YOUR INSTRUCTIONS> All of the data is to be copied word for word.

RECORDS PROVIDED>
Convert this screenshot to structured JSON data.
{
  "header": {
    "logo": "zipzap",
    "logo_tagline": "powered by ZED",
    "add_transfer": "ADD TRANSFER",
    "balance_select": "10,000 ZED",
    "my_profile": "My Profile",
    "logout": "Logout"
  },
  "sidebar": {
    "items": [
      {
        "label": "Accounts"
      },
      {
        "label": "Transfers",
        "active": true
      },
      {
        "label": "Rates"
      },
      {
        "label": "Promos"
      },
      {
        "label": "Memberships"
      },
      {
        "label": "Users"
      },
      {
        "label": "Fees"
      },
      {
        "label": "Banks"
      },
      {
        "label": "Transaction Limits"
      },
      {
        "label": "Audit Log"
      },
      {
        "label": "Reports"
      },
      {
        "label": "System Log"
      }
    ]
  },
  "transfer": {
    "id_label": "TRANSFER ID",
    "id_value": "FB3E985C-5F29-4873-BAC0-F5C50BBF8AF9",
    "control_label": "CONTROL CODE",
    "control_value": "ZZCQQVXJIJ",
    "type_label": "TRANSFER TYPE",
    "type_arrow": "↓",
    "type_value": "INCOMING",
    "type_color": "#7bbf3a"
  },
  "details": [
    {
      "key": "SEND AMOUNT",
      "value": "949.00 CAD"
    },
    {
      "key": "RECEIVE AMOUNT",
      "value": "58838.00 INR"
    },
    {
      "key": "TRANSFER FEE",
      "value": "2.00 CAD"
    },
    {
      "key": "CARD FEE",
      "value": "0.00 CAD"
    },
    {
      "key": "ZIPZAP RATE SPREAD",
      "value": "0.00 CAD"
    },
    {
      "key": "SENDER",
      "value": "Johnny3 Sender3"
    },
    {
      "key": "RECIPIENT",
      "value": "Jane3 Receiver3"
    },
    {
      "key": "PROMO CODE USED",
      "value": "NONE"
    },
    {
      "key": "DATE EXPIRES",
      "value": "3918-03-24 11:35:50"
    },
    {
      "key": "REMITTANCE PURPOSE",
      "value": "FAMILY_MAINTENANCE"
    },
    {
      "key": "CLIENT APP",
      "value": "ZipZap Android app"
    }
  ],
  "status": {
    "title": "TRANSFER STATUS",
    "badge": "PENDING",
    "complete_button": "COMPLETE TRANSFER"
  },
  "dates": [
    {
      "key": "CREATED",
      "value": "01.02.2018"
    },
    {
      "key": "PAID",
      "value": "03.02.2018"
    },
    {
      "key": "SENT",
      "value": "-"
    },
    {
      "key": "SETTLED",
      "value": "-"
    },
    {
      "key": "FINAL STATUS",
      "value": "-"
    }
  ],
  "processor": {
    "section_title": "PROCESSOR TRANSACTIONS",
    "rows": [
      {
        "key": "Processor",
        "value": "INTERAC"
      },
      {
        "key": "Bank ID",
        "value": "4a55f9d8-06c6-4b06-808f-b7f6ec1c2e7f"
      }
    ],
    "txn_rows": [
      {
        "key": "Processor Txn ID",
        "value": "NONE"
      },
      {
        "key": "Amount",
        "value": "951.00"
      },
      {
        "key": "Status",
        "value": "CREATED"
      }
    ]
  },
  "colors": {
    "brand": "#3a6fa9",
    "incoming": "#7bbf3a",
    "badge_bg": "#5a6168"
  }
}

EXPECTED OUTPUT>
Convert this screenshot to structured JSON data.
{
  "header": {
    "logo": "zipzap",
    "logo_tagline": "powered by ZED",
    "add_transfer": "ADD TRANSFER",
    "balance_select": "10,000 ZED",
    "my_profile": "My Profile",
    "logout": "Logout"
  },
  "sidebar": {
    "items": [
      {
        "label": "Accounts"
      },
      {
        "label": "Transfers",
        "active": true
      },
      {
        "label": "Rates"
      },
      {
        "label": "Promos"
      },
      {
        "label": "Memberships"
      },
      {
        "label": "Users"
      },
      {
        "label": "Fees"
      },
      {
        "label": "Banks"
      },
      {
        "label": "Transaction Limits"
      },
      {
        "label": "Audit Log"
      },
      {
        "label": "Reports"
      },
      {
        "label": "System Log"
      }
    ]
  },
  "transfer": {
    "id_label": "TRANSFER ID",
    "id_value": "FB3E985C-5F29-4873-BAC0-F5C50BBF8AF9",
    "control_label": "CONTROL CODE",
    "control_value": "ZZCQQVXJIJ",
    "type_label": "TRANSFER TYPE",
    "type_arrow": "↓",
    "type_value": "INCOMING",
    "type_color": "#7bbf3a"
  },
  "details": [
    {
      "key": "SEND AMOUNT",
      "value": "949.00 CAD"
    },
    {
      "key": "RECEIVE AMOUNT",
      "value": "58838.00 INR"
    },
    {
      "key": "TRANSFER FEE",
      "value": "2.00 CAD"
    },
    {
      "key": "CARD FEE",
      "value": "0.00 CAD"
    },
    {
      "key": "ZIPZAP RATE SPREAD",
      "value": "0.00 CAD"
    },
    {
      "key": "SENDER",
      "value": "Johnny3 Sender3"
    },
    {
      "key": "RECIPIENT",
      "value": "Jane3 Receiver3"
    },
    {
      "key": "PROMO CODE USED",
      "value": "NONE"
    },
    {
      "key": "DATE EXPIRES",
      "value": "3918-03-24 11:35:50"
    },
    {
      "key": "REMITTANCE PURPOSE",
      "value": "FAMILY_MAINTENANCE"
    },
    {
      "key": "CLIENT APP",
      "value": "ZipZap Android app"
    }
  ],
  "status": {
    "title": "TRANSFER STATUS",
    "badge": "PENDING",
    "complete_button": "COMPLETE TRANSFER"
  },
  "dates": [
    {
      "key": "CREATED",
      "value": "01.02.2018"
    },
    {
      "key": "PAID",
      "value": "03.02.2018"
    },
    {
      "key": "SENT",
      "value": "-"
    },
    {
      "key": "SETTLED",
      "value": "-"
    },
    {
      "key": "FINAL STATUS",
      "value": "-"
    }
  ],
  "processor": {
    "section_title": "PROCESSOR TRANSACTIONS",
    "rows": [
      {
        "key": "Processor",
        "value": "INTERAC"
      },
      {
        "key": "Bank ID",
        "value": "4a55f9d8-06c6-4b06-808f-b7f6ec1c2e7f"
      }
    ],
    "txn_rows": [
      {
        "key": "Processor Txn ID",
        "value": "NONE"
      },
      {
        "key": "Amount",
        "value": "951.00"
      },
      {
        "key": "Status",
        "value": "CREATED"
      }
    ]
  },
  "colors": {
    "brand": "#3a6fa9",
    "incoming": "#7bbf3a",
    "badge_bg": "#5a6168"
  }
}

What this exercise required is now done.